They write: “This June, the ballot will include a proposed sales tax measure called Measure O. The proposed measure will ask voters to extend Davis’s existing half-cent sales tax and approve an additional half-cent increase through 2020.
“Projections show the proposed half-cent sales tax will bring in an additional $3.7 million annually. The City will use the additional revenue to fund services like parks, landscaping and street maintenance. If voters reject Measure O, the City Council will need to make cuts to address the shortfall.
“Of the current 8 percent sales tax, the City receives 1.5 percent of the tax with the state and county receiving the remaining 6.5 percent. If Measure O is approved, the Davis sales tax will be 8.5 percent with 2 percent going to the City.”

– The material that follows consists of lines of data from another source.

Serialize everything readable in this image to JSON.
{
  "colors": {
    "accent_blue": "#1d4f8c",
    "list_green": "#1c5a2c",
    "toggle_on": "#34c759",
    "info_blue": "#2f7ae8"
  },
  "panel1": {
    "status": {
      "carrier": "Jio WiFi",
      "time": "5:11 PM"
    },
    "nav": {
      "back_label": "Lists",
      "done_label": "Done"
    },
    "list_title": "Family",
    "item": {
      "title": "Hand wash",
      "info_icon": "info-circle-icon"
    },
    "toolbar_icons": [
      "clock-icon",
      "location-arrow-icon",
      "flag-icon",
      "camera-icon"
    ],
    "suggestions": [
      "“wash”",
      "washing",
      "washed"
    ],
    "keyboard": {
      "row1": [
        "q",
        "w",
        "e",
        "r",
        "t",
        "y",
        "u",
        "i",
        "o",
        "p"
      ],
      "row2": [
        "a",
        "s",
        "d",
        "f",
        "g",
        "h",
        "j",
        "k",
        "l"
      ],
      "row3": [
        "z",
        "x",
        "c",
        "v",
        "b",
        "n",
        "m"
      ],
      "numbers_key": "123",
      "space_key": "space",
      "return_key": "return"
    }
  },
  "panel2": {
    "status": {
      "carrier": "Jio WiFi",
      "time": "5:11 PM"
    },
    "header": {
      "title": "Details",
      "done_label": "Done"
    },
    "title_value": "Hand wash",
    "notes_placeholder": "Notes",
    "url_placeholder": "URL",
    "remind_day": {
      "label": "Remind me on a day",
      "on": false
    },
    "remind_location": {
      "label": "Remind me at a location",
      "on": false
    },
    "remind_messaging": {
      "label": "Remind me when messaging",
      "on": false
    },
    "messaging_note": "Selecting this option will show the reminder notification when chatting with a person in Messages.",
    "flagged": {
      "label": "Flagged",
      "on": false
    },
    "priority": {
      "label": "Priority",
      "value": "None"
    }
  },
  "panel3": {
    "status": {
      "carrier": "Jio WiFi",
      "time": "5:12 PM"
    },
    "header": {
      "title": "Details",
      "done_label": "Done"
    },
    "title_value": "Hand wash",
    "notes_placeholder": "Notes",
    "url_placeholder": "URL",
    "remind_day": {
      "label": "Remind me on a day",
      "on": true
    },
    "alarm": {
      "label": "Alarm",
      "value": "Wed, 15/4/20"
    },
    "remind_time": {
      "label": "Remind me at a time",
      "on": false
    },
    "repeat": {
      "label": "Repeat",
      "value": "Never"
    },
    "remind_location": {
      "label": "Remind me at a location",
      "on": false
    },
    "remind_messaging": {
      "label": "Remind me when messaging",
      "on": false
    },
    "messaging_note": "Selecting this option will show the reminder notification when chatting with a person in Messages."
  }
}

Nowhere here does the city say vote for Measure O, all they do is explain the shortfall, explain what Measure O does, and explain what will happen if it does not pass. This is almost by the books.
Bottom line is that the city has the right to do that, and anyone who attempts to challenge them will be smacked down by a court of law.
The concerning thing here is that basically Mr. Dunning is arguing that any attempt to inform the public at this stage of the process is suspect. Again, as he argues, “For my money, given that we’re within two months of an election, any mailing from the city detailing what will or won’t happen if Measure O does or doesn’t pass is highly suspect.”
That’s certainly not the legal standard. The city has not only the right to educate the public, but the obligation.
For my money, Mr. Dunning has every right to complain about the city using its resources to educate the public on the fiscal crisis because he has done such yeoman work in doing it himself. After all, he has presented us column after column highlighting the dangers of runaway labor costs, the influence of the firefighters’ union, and long term costs implications of unfunded liabilities for pensions and retiree health.
Oh wait, that was Rich Rifkin. I do not actually recall Bob Dunning writing anything on these problems. A google search for Bob Dunning and unfunded liabilities turned up nothing that he had written on the matter. I couldn’t find him laying out the dangers of deferred maintenance, calling out previous councils for their bait and switch balanced budgets.
It seems that The Wary I has been just as asleep at the switch as the citizens of Davis as to our fiscal crisis. And after completely failing the public on this issue, he is now attacking the city for belatedly attempting to educate the citizens in areas where he has completely failed.
Without the work of Rich Rifkin, the Enterprise’s readership might be completely unaware of this problem. How Mr. Dunning could simply ignore a crisis of this magnitude is frankly mindboggling.
How Mr. Dunning can bring up PG&E and the $1 million for the POU when we are facing tens of millions in unfunded liabilities for pensions and health care, and into the $100 millions for roads, parks, and other infrastructures. Again, none of these have been covered by Mr. Dunning over the years.
At some point one must ask, why is that? And why does he protest this after missing so much bigger problems in the city over the years?
—David M. Greenwald reporting